But profit margins continue to be depressed for hospitals.

The operating margins for hospitals declined four percentage points from January 2021 to January of 2020 when factoring in relief funding from the CARES Act. The margins without the cares act were down 4.6 percentage points.

Patient volumes continue to be far below pre-pandemic levels at hospitals.

Kaufman found that patient discharges were down 12.7% in January compared with the same month in 2020. Emergency department visits were the biggest decline, with visits down nearly 25% year over year in January.

“Volumes were down across most metrics as many healthcare consumers continued to avoid or delay care out of concern for potential exposure,” Kaufman said.

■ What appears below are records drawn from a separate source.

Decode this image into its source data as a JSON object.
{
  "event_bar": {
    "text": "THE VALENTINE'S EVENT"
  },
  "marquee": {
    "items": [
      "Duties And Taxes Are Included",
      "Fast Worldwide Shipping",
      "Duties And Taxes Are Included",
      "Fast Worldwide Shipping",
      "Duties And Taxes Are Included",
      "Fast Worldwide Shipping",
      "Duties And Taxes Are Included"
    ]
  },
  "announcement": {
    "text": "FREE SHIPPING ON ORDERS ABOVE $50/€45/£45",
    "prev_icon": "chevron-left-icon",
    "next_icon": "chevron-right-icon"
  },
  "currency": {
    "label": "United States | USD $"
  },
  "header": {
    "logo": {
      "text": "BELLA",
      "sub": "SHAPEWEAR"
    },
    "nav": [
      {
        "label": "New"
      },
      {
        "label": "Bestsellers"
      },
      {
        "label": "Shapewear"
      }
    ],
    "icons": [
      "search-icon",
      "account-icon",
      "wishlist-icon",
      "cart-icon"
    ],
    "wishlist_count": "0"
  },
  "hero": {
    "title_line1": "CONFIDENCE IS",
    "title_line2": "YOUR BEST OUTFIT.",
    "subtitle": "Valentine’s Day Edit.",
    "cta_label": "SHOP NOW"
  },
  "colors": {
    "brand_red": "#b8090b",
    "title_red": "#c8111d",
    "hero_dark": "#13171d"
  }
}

While the CDC metrics show “some signs that the country may be turning the corner on the pandemic, its repercussions for the healthcare industry will persist indefinitely,” the report added.

Meanwhile, hospitals are still facing higher expenses due to the pandemic, including increases for labor and supplies like drugs or personal protective equipment.

Total expenses increased 4.5% for hospitals in January compared to the year before and labor expenses hiked 6%.

The report comes as the hospital industry is worried over the increased costs of travel nurses, with the American Hospital Association asking the Federal Trade Commission to investigate major price hikes for the temporary staff.